• [Study material]
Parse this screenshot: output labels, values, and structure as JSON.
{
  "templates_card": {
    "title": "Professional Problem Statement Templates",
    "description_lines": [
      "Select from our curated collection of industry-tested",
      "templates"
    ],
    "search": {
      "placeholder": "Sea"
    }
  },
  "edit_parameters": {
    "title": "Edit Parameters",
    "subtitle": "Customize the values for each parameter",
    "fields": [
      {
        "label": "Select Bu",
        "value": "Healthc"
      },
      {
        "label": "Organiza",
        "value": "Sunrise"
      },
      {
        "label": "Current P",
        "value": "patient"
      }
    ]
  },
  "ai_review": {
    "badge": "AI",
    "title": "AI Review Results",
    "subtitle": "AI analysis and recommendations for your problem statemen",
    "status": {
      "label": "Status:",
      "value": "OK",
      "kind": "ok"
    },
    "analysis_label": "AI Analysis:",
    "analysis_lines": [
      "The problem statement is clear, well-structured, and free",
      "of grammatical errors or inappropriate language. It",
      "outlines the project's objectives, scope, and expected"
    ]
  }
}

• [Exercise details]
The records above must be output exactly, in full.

• [Written response]
Parse this screenshot: output labels, values, and structure as JSON.
{
  "templates_card": {
    "title": "Professional Problem Statement Templates",
    "description_lines": [
      "Select from our curated collection of industry-tested",
      "templates"
    ],
    "search": {
      "placeholder": "Sea"
    }
  },
  "edit_parameters": {
    "title": "Edit Parameters",
    "subtitle": "Customize the values for each parameter",
    "fields": [
      {
        "label": "Select Bu",
        "value": "Healthc"
      },
      {
        "label": "Organiza",
        "value": "Sunrise"
      },
      {
        "label": "Current P",
        "value": "patient"
      }
    ]
  },
  "ai_review": {
    "badge": "AI",
    "title": "AI Review Results",
    "subtitle": "AI analysis and recommendations for your problem statemen",
    "status": {
      "label": "Status:",
      "value": "OK",
      "kind": "ok"
    },
    "analysis_label": "AI Analysis:",
    "analysis_lines": [
      "The problem statement is clear, well-structured, and free",
      "of grammatical errors or inappropriate language. It",
      "outlines the project's objectives, scope, and expected"
    ]
  }
}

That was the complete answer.